- **Dataset rows describing interfaces**:
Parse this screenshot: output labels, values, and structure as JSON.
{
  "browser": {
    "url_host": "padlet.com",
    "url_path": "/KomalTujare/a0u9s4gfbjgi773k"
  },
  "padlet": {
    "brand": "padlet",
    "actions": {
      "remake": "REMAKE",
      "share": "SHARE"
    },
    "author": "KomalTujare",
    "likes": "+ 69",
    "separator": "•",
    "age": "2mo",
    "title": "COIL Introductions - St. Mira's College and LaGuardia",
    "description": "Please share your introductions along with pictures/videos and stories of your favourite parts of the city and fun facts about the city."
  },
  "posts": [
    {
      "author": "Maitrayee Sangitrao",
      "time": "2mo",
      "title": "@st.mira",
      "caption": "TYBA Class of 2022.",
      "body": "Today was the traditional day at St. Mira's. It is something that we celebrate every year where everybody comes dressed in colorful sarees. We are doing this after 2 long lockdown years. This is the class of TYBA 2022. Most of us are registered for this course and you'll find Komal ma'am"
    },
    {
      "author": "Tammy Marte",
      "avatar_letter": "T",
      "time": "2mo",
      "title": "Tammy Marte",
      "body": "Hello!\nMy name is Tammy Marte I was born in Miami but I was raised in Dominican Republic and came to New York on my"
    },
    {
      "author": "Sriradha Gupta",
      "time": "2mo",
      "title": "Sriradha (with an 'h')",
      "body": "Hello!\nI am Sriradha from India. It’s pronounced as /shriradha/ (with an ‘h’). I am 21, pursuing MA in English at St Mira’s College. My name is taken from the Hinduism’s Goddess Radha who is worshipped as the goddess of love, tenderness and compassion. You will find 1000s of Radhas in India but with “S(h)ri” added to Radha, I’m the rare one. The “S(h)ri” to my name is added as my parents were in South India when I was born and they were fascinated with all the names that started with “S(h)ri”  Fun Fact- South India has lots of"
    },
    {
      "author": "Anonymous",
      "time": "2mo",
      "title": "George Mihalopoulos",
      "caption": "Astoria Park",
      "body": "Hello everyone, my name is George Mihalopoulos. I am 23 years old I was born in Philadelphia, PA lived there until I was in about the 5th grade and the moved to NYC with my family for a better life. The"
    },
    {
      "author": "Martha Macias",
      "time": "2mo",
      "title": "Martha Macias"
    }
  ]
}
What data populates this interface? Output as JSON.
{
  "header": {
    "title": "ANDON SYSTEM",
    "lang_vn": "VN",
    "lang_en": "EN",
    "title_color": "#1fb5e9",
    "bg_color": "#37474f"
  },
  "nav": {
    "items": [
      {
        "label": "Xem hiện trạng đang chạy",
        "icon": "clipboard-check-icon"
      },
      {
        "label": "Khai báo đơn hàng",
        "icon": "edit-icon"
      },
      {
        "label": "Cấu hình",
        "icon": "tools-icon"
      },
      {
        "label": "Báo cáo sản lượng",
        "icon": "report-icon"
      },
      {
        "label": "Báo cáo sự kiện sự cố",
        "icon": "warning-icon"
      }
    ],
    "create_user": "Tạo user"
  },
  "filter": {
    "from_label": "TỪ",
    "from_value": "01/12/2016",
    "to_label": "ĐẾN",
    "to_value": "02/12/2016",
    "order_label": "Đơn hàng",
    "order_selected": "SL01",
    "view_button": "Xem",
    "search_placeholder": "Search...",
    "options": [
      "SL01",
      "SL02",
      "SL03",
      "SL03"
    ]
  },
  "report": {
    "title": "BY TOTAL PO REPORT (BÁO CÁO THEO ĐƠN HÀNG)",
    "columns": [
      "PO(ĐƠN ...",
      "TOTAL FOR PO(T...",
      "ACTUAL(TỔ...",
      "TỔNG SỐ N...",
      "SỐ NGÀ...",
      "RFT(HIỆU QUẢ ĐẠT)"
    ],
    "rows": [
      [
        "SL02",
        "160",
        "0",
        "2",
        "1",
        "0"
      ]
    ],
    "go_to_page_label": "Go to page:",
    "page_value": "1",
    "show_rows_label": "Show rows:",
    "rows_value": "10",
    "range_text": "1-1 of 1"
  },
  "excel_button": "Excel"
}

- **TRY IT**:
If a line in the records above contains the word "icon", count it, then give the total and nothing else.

- **WRITTEN SOLUTION**:
5